Published by Severn House,
31 May 2021.
ISBN: 978-0-7278-5059-1 (HB)
Since childhood, Jennifer Lomax has been hard-wired to expect rejection. Her parents both had extra-marital affairs and, after continuous violent quarrels, split up just before her GCSEs. Uncared for and exhausted, Jennifer had to spend a few weeks sleeping rough and, inevitably, failed her exams. Abandoned by her self-centred parents, she had to take the only job she could get, in a care home for old people with dementia. There are few opportunities to meet eligible men in this dead-end job, but Jennifer does start a relationship with the grandson of one of the old people. Instinctively, Jennifer knows that David cannot be trusted, and she discovers that he has been playing the field and deceiving her and several other girls. Jennifer phones the other girls listed in David’s mobile to tell them of his deception. and this results in violence. Jennifer realises that revenge can be achieved in a subtle way, and this experience helps to set a destructive pattern in which she views future relationships.
Jennifer’s ambitions outpace her academic credentials and having left the care home without savings or references, she has to rely on her wits and determination to find another job. She succeeds, and lands a job at a storage facility, which rejoices in the name The Green Banana. Here things go well, and Jennifer soon develops the sales skills to gain extra commission by persuading people to sign up to use the facility. Her living conditions are much better than her previous experience of homelessness, but she wants so much more than a dead-end job, travel by bus and a rented room in somebody else’s house.

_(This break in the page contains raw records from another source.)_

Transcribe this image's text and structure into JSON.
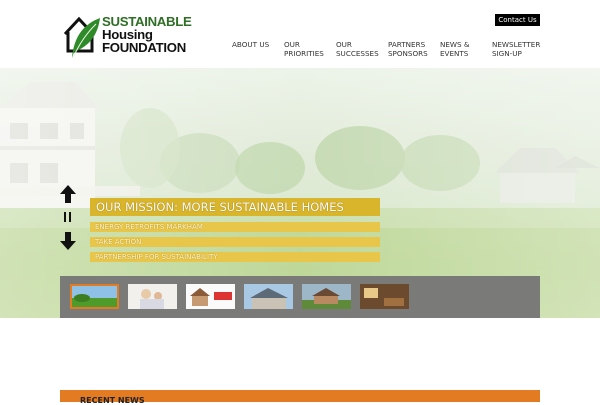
{
  "header": {
    "logo": {
      "line1": "SUSTAINABLE",
      "line2": "Housing",
      "line3": "FOUNDATION"
    },
    "contact_label": "Contact Us"
  },
  "nav": [
    {
      "line1": "ABOUT US",
      "line2": ""
    },
    {
      "line1": "OUR",
      "line2": "PRIORITIES"
    },
    {
      "line1": "OUR",
      "line2": "SUCCESSES"
    },
    {
      "line1": "PARTNERS",
      "line2": "SPONSORS"
    },
    {
      "line1": "NEWS &",
      "line2": "EVENTS"
    },
    {
      "line1": "NEWSLETTER",
      "line2": "SIGN-UP"
    }
  ],
  "hero": {
    "mission": "OUR MISSION: MORE SUSTAINABLE HOMES",
    "links": [
      "ENERGY RETROFITS MARKHAM",
      "TAKE ACTION",
      "PARTNERSHIP FOR SUSTAINABILITY"
    ]
  },
  "news": {
    "label": "RECENT NEWS"
  },
  "colors": {
    "brand_green": "#2f6e25",
    "gold": "#d9b52c",
    "orange": "#e37b22",
    "thumb_bar": "#7a7a78"
  }
}
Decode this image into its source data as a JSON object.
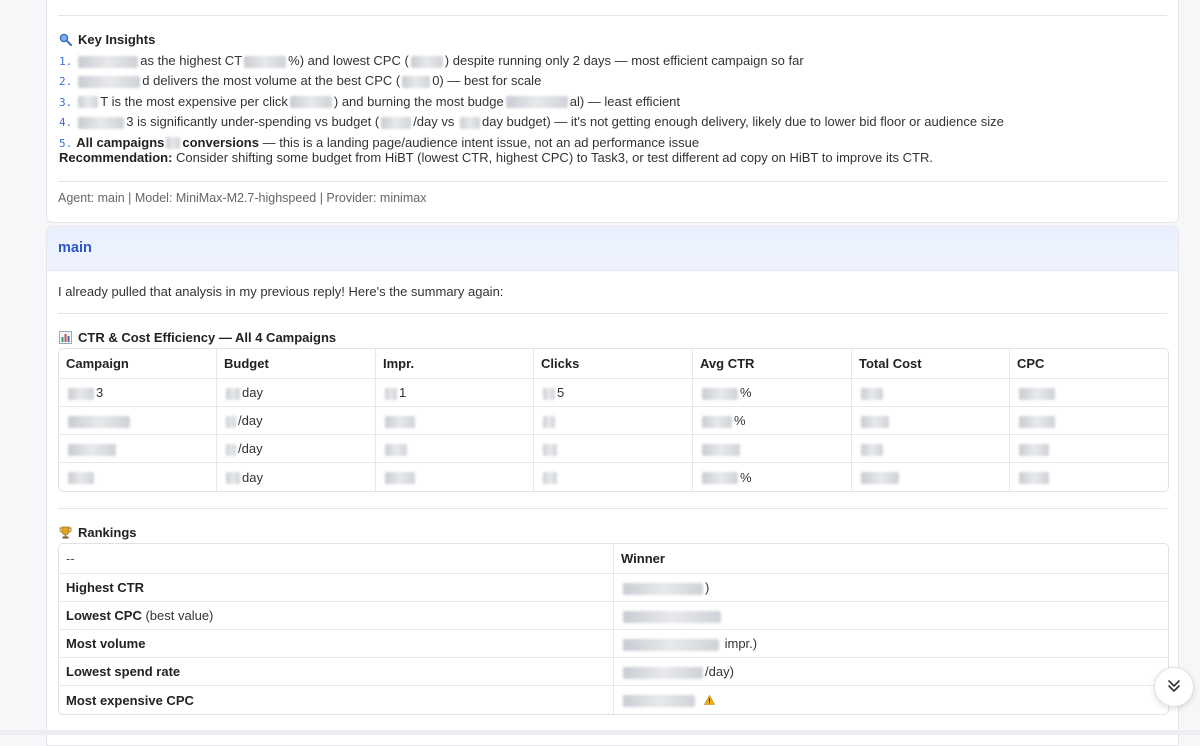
{
  "insights": {
    "title": "Key Insights",
    "icon": "magnifier-icon",
    "items": [
      {
        "num": "1.",
        "parts": [
          "as the highest CT",
          "%) and lowest CPC (",
          ") despite running only 2 days — most efficient campaign so far"
        ]
      },
      {
        "num": "2.",
        "parts": [
          "d delivers the most volume at the best CPC (",
          "0) — best for scale"
        ]
      },
      {
        "num": "3.",
        "parts": [
          "T is the most expensive per click",
          ") and burning the most budge",
          "al) — least efficient"
        ]
      },
      {
        "num": "4.",
        "parts": [
          "3 is significantly under-spending vs budget (",
          "/day vs ",
          "day budget) — it's not getting enough delivery, likely due to lower bid floor or audience size"
        ]
      },
      {
        "num": "5.",
        "bold_parts": [
          "All campaigns",
          "conversions"
        ],
        "rest": " — this is a landing page/audience intent issue, not an ad performance issue"
      }
    ],
    "recommendation_label": "Recommendation:",
    "recommendation_text": " Consider shifting some budget from HiBT (lowest CTR, highest CPC) to Task3, or test different ad copy on HiBT to improve its CTR."
  },
  "meta_line": "Agent: main | Model: MiniMax-M2.7-highspeed | Provider: minimax",
  "message": {
    "agent": "main",
    "intro": "I already pulled that analysis in my previous reply! Here's the summary again:"
  },
  "ctr_section": {
    "title": "CTR & Cost Efficiency — All 4 Campaigns",
    "icon": "bar-chart-icon",
    "headers": [
      "Campaign",
      "Budget",
      "Impr.",
      "Clicks",
      "Avg CTR",
      "Total Cost",
      "CPC"
    ],
    "rows": [
      {
        "campaign": "3",
        "budget": "day",
        "impr": "1",
        "clicks": "5",
        "ctr": "%",
        "cost": "",
        "cpc": ""
      },
      {
        "campaign": "",
        "budget": "/day",
        "impr": "",
        "clicks": "",
        "ctr": "%",
        "cost": "",
        "cpc": ""
      },
      {
        "campaign": "",
        "budget": "/day",
        "impr": "",
        "clicks": "",
        "ctr": "",
        "cost": "",
        "cpc": ""
      },
      {
        "campaign": "",
        "budget": "day",
        "impr": "",
        "clicks": "",
        "ctr": "%",
        "cost": "",
        "cpc": ""
      }
    ]
  },
  "rankings": {
    "title": "Rankings",
    "icon": "trophy-icon",
    "headers": [
      "--",
      "Winner"
    ],
    "rows": [
      {
        "label": "Highest CTR",
        "note": "",
        "winner": ")"
      },
      {
        "label": "Lowest CPC",
        "note": " (best value)",
        "winner": ""
      },
      {
        "label": "Most volume",
        "note": "",
        "winner": " impr.)"
      },
      {
        "label": "Lowest spend rate",
        "note": "",
        "winner": "/day)"
      },
      {
        "label": "Most expensive CPC",
        "note": "",
        "winner": "",
        "winner_icon": "warning-icon"
      }
    ]
  },
  "scroll_button": {
    "icon": "double-chevron-down-icon"
  }
}
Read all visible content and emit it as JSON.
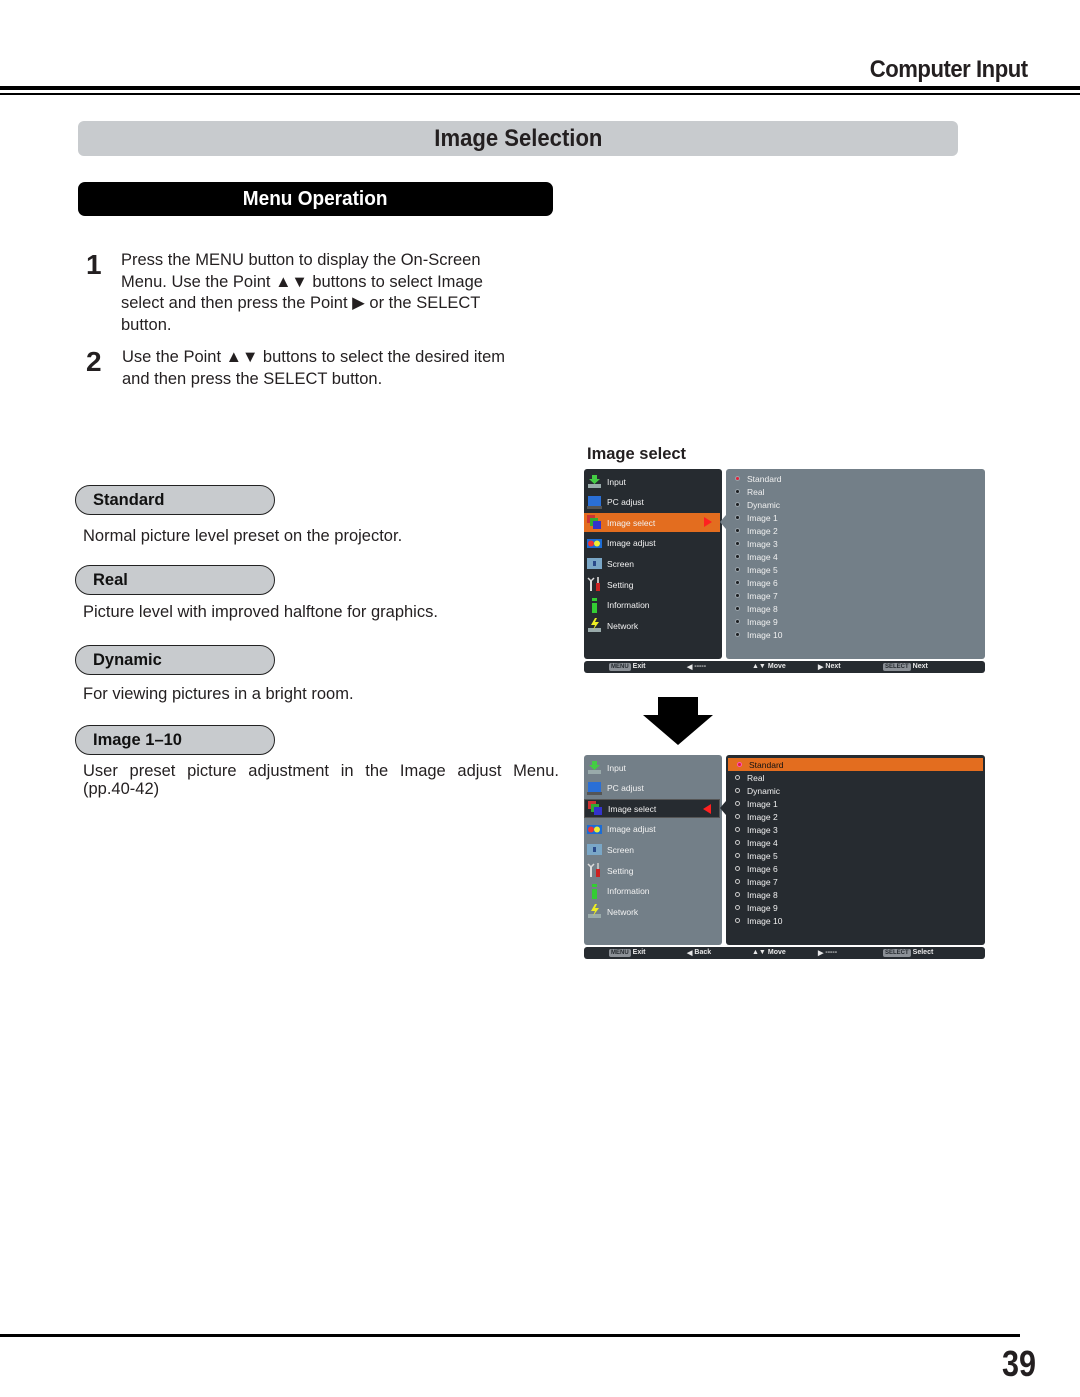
{
  "header": {
    "chapter_title": "Computer Input"
  },
  "section": {
    "title": "Image Selection",
    "subsection_title": "Menu Operation"
  },
  "steps": [
    {
      "number": "1",
      "lines": [
        "Press the MENU button to display the On-Screen",
        "Menu. Use the Point ▲▼ buttons to select Image",
        "select and then press the Point ▶ or the SELECT",
        "button."
      ]
    },
    {
      "number": "2",
      "lines": [
        "Use the Point ▲▼ buttons to select the desired item",
        "and then press the SELECT button."
      ]
    }
  ],
  "options": [
    {
      "label": "Standard",
      "description": "Normal picture level preset on the projector."
    },
    {
      "label": "Real",
      "description": "Picture level with improved halftone for graphics."
    },
    {
      "label": "Dynamic",
      "description": "For viewing pictures in a bright room."
    },
    {
      "label": "Image 1–10",
      "description": "User preset picture adjustment in the Image adjust Menu.",
      "description_line2": "(pp.40-42)"
    }
  ],
  "osd_caption": "Image select",
  "osd_menu": {
    "main_items": [
      {
        "label": "Input",
        "icon": "input-icon"
      },
      {
        "label": "PC adjust",
        "icon": "pc-adjust-icon"
      },
      {
        "label": "Image select",
        "icon": "image-select-icon"
      },
      {
        "label": "Image adjust",
        "icon": "image-adjust-icon"
      },
      {
        "label": "Screen",
        "icon": "screen-icon"
      },
      {
        "label": "Setting",
        "icon": "setting-icon"
      },
      {
        "label": "Information",
        "icon": "information-icon"
      },
      {
        "label": "Network",
        "icon": "network-icon"
      }
    ],
    "sub_items": [
      "Standard",
      "Real",
      "Dynamic",
      "Image 1",
      "Image 2",
      "Image 3",
      "Image 4",
      "Image 5",
      "Image 6",
      "Image 7",
      "Image 8",
      "Image 9",
      "Image 10"
    ],
    "selected_main": "Image select",
    "selected_sub": "Standard",
    "colors": {
      "highlight": "#e36d1f",
      "panel_light": "#737f88",
      "panel_dark": "#262b30",
      "arrow": "#ff2020",
      "selected_dot": "#e0203a"
    },
    "screen1_bar": [
      {
        "key": "MENU",
        "label": "Exit"
      },
      {
        "key": "◀",
        "label": "-----"
      },
      {
        "key": "▲▼",
        "label": "Move"
      },
      {
        "key": "▶",
        "label": "Next"
      },
      {
        "key": "SELECT",
        "label": "Next"
      }
    ],
    "screen2_bar": [
      {
        "key": "MENU",
        "label": "Exit"
      },
      {
        "key": "◀",
        "label": "Back"
      },
      {
        "key": "▲▼",
        "label": "Move"
      },
      {
        "key": "▶",
        "label": "-----"
      },
      {
        "key": "SELECT",
        "label": "Select"
      }
    ]
  },
  "footer": {
    "page_number": "39"
  }
}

Alongside this, all her forays into relationships end in failure, disappointment, and disillusionment.
Jennifer becomes interested in the people who store things at The Green Banana and, as well as listening to the tales they tell her about their lives, she often invents her own version of their backstories. Especially intriguing is Steven Taverner, a man of about forty, almost twice Jennifer’s age, who comes in to enquire about storage facilities. Steven seems curiously diffident about the size of facility he wants and rather evasive about what he wants it for. Eventually, Jennifer realises that he wishes to store some clothes and possessions. The first boxes he brings in are labelled ‘Margaret’, and Jennifer guesses they must have belonged to his wife, although, as he wears a wedding ring, she doesn’t think they can be divorced. She develops several possible scenarios to account for Steven storing his wife’s clothes, some more far-fetched than others; the most probable are either that Steven’s wife has left him, and he still hopes she will return, or she has died. and he wears the ring as a tribute to her.
Later in their acquaintanceship, Jennifer unwittingly reveals her vulnerability, resulting from her parents’ violent divorce. To her surprise, a short while later, Steven gives her a dress, which is far more expensive than anything she has ever possessed before. He invites her out and takes her to a high-priced restaurant and tells her that he is a widower. This pattern of behaviour continues, with Steven taking her to luxurious restaurants and giving her costly clothes. Jennifer knows that these garments had belonged to his dead wife and have been retrieved from his storage facility, but nobody has given her such lovely things before or treated her as if she was a worthwhile person. Jennifer agrees to marry Steven, even though she suspects that he wishes to turn her into a living embodiment of his dead first wife. Inevitably, the relationship between the burdened, secretive, middle-aged man and the vulnerable, damaged young woman is filled with the potential for catastrophe and Jennifer realises that she is in a situation that she cannot understand, and which is out of her control.
is a stand-alone novel, told in the first-person viewpoint of the central
protagonist, Jennifer Lomax. The characterisation is magnificent, both of
Jennifer, a young woman whose personality has been damaged by cruel early
experiences, and also of the people around her, seen through her eyes. Jennifer
is an unlikely tragic heroine but, in a modern setting, that is what she is.
This is a novel with a powerful, underlying social commentary and a plot that
moves inexorably towards its nail-biting climax. The Subsequent Wife is
a compelling read, which I recommend for those who enjoy tense psychological
Reviewer: Carol Westron
Carol Westron is a successful author and a Creative Writing teacher. Her crime novels are set both in contemporary and Victorian times. Her first book The Terminal Velocity of Cats was published in 2013. Since then, she has since written 5 further mysteries. Carol recently gave an interview to Mystery People. To read the interview click on the link below.
To read a review of Carol latest book This Game of Ghosts click on the title.